Zain Abdullah is a self-taught photographer and has about 20 years of experience as a serious amateur photographer. His photographic works have been published by local publications namely Spirit of Malaysia coffee table book, Advanced Images magazine, Senses of Malaysia magazine, KL The Guide as well as international publications such as Islamica magazine, Fah Thai (in-flight magazine of Bangkok Airways), Woodmanstern UK and National Geographic magazine under Your Shot section.
Besides his passion in photography he is also equally interested in architectural heritage. He once gave a talk to a group of heritage buffs entitled “The influence of Islamic Architecture on Colonial Buildings in Malaysia”. The slide can still be accessed at https://www.slideshare.net/zainabdullah71. He was interviewed by the New Straits Times on his passion for architectural photography especially of heritage buildings. The interview was published in the New Straits Times dated 6 February 2017 in conjunction with the Federal Territory Day on 1 February. For his passion in architectural heritage he once served as a volunteer photographer for Badan Warisan Malaysia for 2 years (from 2014 to 2016).
He has been one of the judges for the photo contest organized by Perdana Leadership Foundation for the third times including the latest Merdeka Photo Contest with the theme of Malaysia United.
– Shape with light
Never shoot with the sun directly behind you. It creates boring, flat light on the subject. If you shoot with the light source to the side or behind the subject, you are able to shape with the light, creating a more interesting photo. Contrasting scene also accentuates the three-dimensionality of the subject.
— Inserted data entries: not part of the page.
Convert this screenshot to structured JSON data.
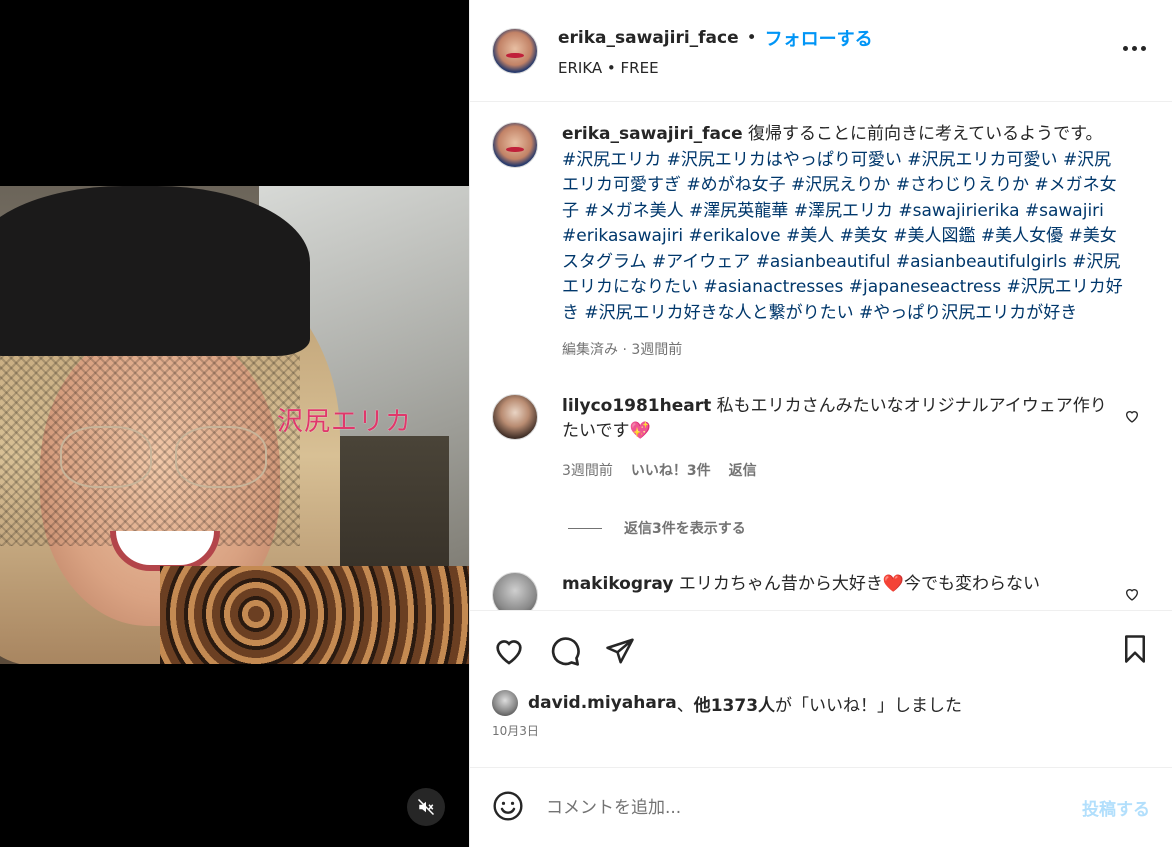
{
  "post": {
    "author": "erika_sawajiri_face",
    "follow_label": "フォローする",
    "subtitle": "ERIKA • FREE",
    "overlay_text": "沢尻エリカ",
    "caption_text": "復帰することに前向きに考えているようです。",
    "hashtags": "#沢尻エリカ #沢尻エリカはやっぱり可愛い #沢尻エリカ可愛い #沢尻エリカ可愛すぎ #めがね女子 #沢尻えりか #さわじりえりか #メガネ女子 #メガネ美人 #澤尻英龍華 #澤尻エリカ #sawajirierika #sawajiri #erikasawajiri #erikalove #美人 #美女 #美人図鑑 #美人女優 #美女スタグラム #アイウェア #asianbeautiful #asianbeautifulgirls #沢尻エリカになりたい #asianactresses #japaneseactress #沢尻エリカ好き #沢尻エリカ好きな人と繋がりたい #やっぱり沢尻エリカが好き",
    "caption_meta": "編集済み · 3週間前"
  },
  "comments": [
    {
      "username": "lilyco1981heart",
      "text": "私もエリカさんみたいなオリジナルアイウェア作りたいです💖",
      "time": "3週間前",
      "likes": "いいね！3件",
      "reply": "返信"
    },
    {
      "username": "makikogray",
      "text": "エリカちゃん昔から大好き❤️今でも変わらない"
    }
  ],
  "view_replies": "返信3件を表示する",
  "likes": {
    "first_user": "david.miyahara",
    "separator": "、",
    "others": "他1373人",
    "suffix": "が「いいね！」しました"
  },
  "date": "10月3日",
  "comment_input": {
    "placeholder": "コメントを追加...",
    "post_label": "投稿する"
  },
  "colors": {
    "accent": "#0095f6",
    "hashtag": "#00376b",
    "muted": "#737373"
  }
}
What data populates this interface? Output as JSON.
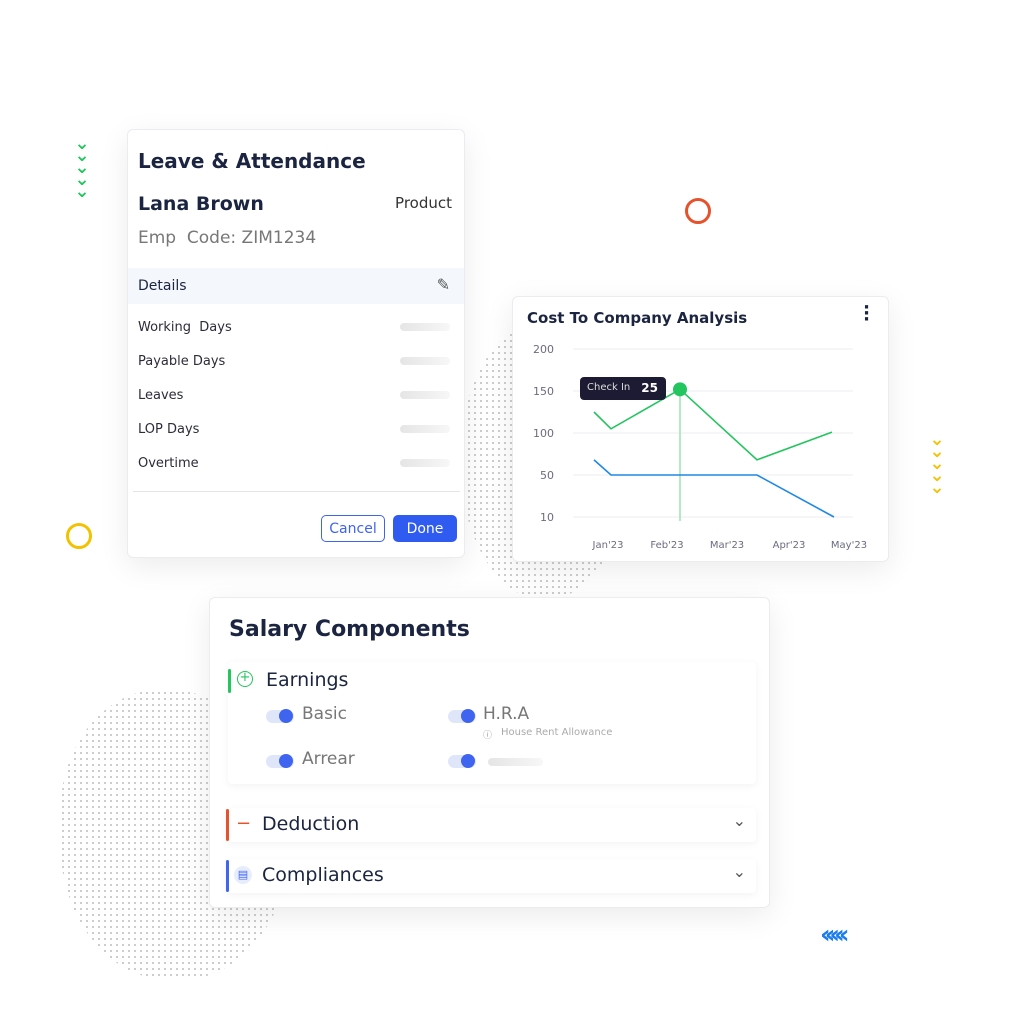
{
  "leave_card": {
    "title": "Leave & Attendance",
    "employee_name": "Lana Brown",
    "department": "Product",
    "emp_code": "Emp  Code: ZIM1234",
    "details_label": "Details",
    "rows": [
      "Working  Days",
      "Payable Days",
      "Leaves",
      "LOP Days",
      "Overtime"
    ],
    "cancel_label": "Cancel",
    "done_label": "Done"
  },
  "chart_card": {
    "title": "Cost To Company Analysis",
    "tooltip_label": "Check In",
    "tooltip_value": "25"
  },
  "chart_data": {
    "type": "line",
    "title": "Cost To Company Analysis",
    "categories": [
      "Jan'23",
      "Feb'23",
      "Mar'23",
      "Apr'23",
      "May'23"
    ],
    "y_ticks": [
      10,
      50,
      100,
      150,
      200
    ],
    "ylim": [
      10,
      200
    ],
    "grid": true,
    "series": [
      {
        "color": "#22c55e",
        "values": [
          125,
          105,
          152,
          68,
          101
        ]
      },
      {
        "color": "#1e88e5",
        "values": [
          68,
          50,
          50,
          10
        ]
      }
    ],
    "highlight": {
      "category": "Feb'23",
      "label": "Check In",
      "value": 25
    }
  },
  "salary_card": {
    "title": "Salary Components",
    "earnings": {
      "label": "Earnings",
      "items": [
        {
          "label": "Basic",
          "on": true
        },
        {
          "label": "H.R.A",
          "hint": "House Rent Allowance",
          "on": true
        },
        {
          "label": "Arrear",
          "on": true
        },
        {
          "label": "",
          "on": true
        }
      ]
    },
    "deduction_label": "Deduction",
    "compliances_label": "Compliances"
  },
  "colors": {
    "accent": "#3e64f0",
    "green": "#22c55e",
    "red": "#e5532d",
    "yellow": "#f2c200",
    "blue": "#1a7cf0",
    "navy": "#1b2440"
  }
}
This is a technique to use when you want to draw attention to something in your photograph. By framing a scene or a subject, say with a window or an archway, you lead the viewer’s eye to the primary focal point.
– The Golden hour / The Magic Hour
Shoot portraits, architecture and landscapes at the golden hours — the light is softer and the colours are more vibrant. The golden hours are generally one hour after sunrise and one hour before sunset, provided the weather is clear.
– Shutter speed
Being aware of your shutter speed means the difference between taking a blurry photo and a sharp photo. It all depends on what you are after. If you are shooting a sporting event or children running around in the backyard, you probably want your subjects to be in focus. To capture fast action, you will have to use a shutter speed over 1/500th of a second, if not 1/1000th to 1/2000th. On the opposite end of the scale, you might want to capture the long streaks of a car’s tail lights running through your shot. Therefore, you would change your camera’s shutter speed to a long exposure. This could be one second, ten seconds, or even longer.
– Keep it simple / Less is more
Don’t try to pack too many elements into your image; it will just end up looking messy. If you just include one or two points of interest, your audience won’t be confused at where they should be looking or what they should be looking at.